Go Contrarian to Avoid Correlation
The odds are still stacked against individual investors, but if you're willing to look outside the world of income stocks, contrarian funds may be a good investment, writes Kevin McDevitt of Morningstar FundInvestor.
With money rushing into index funds, active contrarians may offer a way to cut risk.
These funds may be of special interest to risk-averse investors who want equity exposure but are concerned about market risk. That’s understandable, since the whole notion of market risk has been turned upside down in recent years, not just by frightful headlines, but also by the headlong rush into passively managed index vehicles, open-end funds, and ETFs alike.
Nearly $575 billion, or more than 20% of beginning assets, left actively managed US stock funds from May 2006 through August 2012. Over that same span, passively managed vehicles collected $350 billion. As a result, passive fund market share has roughly doubled over the past ten years to 33% of US stock fund assets.
The problem with the increasing popularity of index funds is that it could diminish some of their virtues. To be sure, the case for index funds is very compelling. They offer low costs, broad diversification, and generally competitive risk-adjusted returns versus category peers without much manager risk (that is, the risk that a fund manager underperforms his index).
But flows into passively managed funds have arguably diminished the benefits of diversification and increased risk in equity markets. In a paper published this spring in the Financial Analysts Journal, Rodney Sullivan at the CFA Institute and Morningstar Investment Management’s James Xiong argue that ETF flows in particular have contributed to increased correlations among stocks, as they increasingly trade as part of index baskets rather than individually.

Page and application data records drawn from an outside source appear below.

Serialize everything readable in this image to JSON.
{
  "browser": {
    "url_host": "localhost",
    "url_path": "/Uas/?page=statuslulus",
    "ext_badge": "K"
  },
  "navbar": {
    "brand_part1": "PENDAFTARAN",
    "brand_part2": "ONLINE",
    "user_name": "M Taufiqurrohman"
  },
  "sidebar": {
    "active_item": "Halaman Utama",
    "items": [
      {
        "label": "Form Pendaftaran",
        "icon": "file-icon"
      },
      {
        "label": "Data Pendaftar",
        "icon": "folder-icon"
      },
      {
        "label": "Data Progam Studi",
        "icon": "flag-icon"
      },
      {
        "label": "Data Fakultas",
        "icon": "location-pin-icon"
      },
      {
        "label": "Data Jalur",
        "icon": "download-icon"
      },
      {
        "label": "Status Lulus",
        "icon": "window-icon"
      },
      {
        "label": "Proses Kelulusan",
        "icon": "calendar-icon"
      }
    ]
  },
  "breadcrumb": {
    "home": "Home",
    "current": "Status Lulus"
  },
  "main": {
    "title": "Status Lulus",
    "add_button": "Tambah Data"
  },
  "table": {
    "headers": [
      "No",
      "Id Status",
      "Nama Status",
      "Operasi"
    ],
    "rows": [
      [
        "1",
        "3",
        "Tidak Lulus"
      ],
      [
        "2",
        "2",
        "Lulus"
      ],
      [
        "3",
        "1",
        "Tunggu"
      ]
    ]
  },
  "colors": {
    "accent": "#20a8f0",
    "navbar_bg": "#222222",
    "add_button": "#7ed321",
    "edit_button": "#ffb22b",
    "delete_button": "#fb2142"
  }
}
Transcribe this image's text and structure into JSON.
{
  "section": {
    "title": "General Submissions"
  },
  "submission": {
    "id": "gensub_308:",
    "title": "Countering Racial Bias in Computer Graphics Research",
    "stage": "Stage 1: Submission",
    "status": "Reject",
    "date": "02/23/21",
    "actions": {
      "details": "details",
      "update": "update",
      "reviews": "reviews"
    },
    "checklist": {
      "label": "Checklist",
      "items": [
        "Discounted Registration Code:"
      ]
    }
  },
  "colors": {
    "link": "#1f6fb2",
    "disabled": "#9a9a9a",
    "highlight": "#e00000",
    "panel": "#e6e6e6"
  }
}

They estimate that ETF trading now accounts for roughly one-third of all trading in the US.